### [Task description]
Return all records exactly. Nothing may be added.
Data to examine Start Marker
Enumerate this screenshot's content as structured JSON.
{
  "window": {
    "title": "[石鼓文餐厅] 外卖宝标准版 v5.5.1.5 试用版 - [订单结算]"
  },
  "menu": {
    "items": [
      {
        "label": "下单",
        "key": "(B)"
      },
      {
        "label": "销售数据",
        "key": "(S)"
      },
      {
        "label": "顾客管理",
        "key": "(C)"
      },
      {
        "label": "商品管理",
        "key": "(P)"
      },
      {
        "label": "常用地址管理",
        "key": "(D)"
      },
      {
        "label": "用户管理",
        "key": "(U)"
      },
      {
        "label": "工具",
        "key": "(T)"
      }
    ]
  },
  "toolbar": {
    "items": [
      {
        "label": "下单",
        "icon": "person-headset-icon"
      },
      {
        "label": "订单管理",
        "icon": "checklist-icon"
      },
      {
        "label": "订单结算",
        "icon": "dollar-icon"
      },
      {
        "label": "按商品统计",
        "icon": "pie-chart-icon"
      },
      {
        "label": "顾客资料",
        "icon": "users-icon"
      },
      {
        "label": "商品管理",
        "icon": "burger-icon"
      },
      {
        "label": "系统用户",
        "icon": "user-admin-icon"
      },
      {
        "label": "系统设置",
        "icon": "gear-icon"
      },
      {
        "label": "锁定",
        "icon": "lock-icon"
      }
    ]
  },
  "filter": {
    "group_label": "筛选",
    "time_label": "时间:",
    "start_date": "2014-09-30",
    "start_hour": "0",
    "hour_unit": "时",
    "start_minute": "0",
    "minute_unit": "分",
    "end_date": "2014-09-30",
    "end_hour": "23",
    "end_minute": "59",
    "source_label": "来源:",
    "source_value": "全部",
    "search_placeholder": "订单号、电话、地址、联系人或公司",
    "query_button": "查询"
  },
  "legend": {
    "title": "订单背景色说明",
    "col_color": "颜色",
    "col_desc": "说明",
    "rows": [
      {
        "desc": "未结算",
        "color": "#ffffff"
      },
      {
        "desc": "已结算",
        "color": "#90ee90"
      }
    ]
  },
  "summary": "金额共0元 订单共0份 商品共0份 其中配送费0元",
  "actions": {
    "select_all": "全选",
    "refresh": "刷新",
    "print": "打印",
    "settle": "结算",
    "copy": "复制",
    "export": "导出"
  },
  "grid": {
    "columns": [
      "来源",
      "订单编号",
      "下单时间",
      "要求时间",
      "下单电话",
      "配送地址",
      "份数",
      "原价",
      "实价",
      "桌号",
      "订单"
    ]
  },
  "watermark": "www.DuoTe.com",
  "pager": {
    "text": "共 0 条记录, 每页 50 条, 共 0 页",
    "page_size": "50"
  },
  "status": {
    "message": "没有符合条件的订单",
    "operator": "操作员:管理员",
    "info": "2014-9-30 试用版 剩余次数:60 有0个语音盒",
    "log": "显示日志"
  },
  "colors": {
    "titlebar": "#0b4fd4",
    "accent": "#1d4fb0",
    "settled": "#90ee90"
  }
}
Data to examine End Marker
### [Task output]
Enumerate this screenshot's content as structured JSON.
{
  "window": {
    "title": "[石鼓文餐厅] 外卖宝标准版 v5.5.1.5 试用版 - [订单结算]"
  },
  "menu": {
    "items": [
      {
        "label": "下单",
        "key": "(B)"
      },
      {
        "label": "销售数据",
        "key": "(S)"
      },
      {
        "label": "顾客管理",
        "key": "(C)"
      },
      {
        "label": "商品管理",
        "key": "(P)"
      },
      {
        "label": "常用地址管理",
        "key": "(D)"
      },
      {
        "label": "用户管理",
        "key": "(U)"
      },
      {
        "label": "工具",
        "key": "(T)"
      }
    ]
  },
  "toolbar": {
    "items": [
      {
        "label": "下单",
        "icon": "person-headset-icon"
      },
      {
        "label": "订单管理",
        "icon": "checklist-icon"
      },
      {
        "label": "订单结算",
        "icon": "dollar-icon"
      },
      {
        "label": "按商品统计",
        "icon": "pie-chart-icon"
      },
      {
        "label": "顾客资料",
        "icon": "users-icon"
      },
      {
        "label": "商品管理",
        "icon": "burger-icon"
      },
      {
        "label": "系统用户",
        "icon": "user-admin-icon"
      },
      {
        "label": "系统设置",
        "icon": "gear-icon"
      },
      {
        "label": "锁定",
        "icon": "lock-icon"
      }
    ]
  },
  "filter": {
    "group_label": "筛选",
    "time_label": "时间:",
    "start_date": "2014-09-30",
    "start_hour": "0",
    "hour_unit": "时",
    "start_minute": "0",
    "minute_unit": "分",
    "end_date": "2014-09-30",
    "end_hour": "23",
    "end_minute": "59",
    "source_label": "来源:",
    "source_value": "全部",
    "search_placeholder": "订单号、电话、地址、联系人或公司",
    "query_button": "查询"
  },
  "legend": {
    "title": "订单背景色说明",
    "col_color": "颜色",
    "col_desc": "说明",
    "rows": [
      {
        "desc": "未结算",
        "color": "#ffffff"
      },
      {
        "desc": "已结算",
        "color": "#90ee90"
      }
    ]
  },
  "summary": "金额共0元 订单共0份 商品共0份 其中配送费0元",
  "actions": {
    "select_all": "全选",
    "refresh": "刷新",
    "print": "打印",
    "settle": "结算",
    "copy": "复制",
    "export": "导出"
  },
  "grid": {
    "columns": [
      "来源",
      "订单编号",
      "下单时间",
      "要求时间",
      "下单电话",
      "配送地址",
      "份数",
      "原价",
      "实价",
      "桌号",
      "订单"
    ]
  },
  "watermark": "www.DuoTe.com",
  "pager": {
    "text": "共 0 条记录, 每页 50 条, 共 0 页",
    "page_size": "50"
  },
  "status": {
    "message": "没有符合条件的订单",
    "operator": "操作员:管理员",
    "info": "2014-9-30 试用版 剩余次数:60 有0个语音盒",
    "log": "显示日志"
  },
  "colors": {
    "titlebar": "#0b4fd4",
    "accent": "#1d4fb0",
    "settled": "#90ee90"
  }
}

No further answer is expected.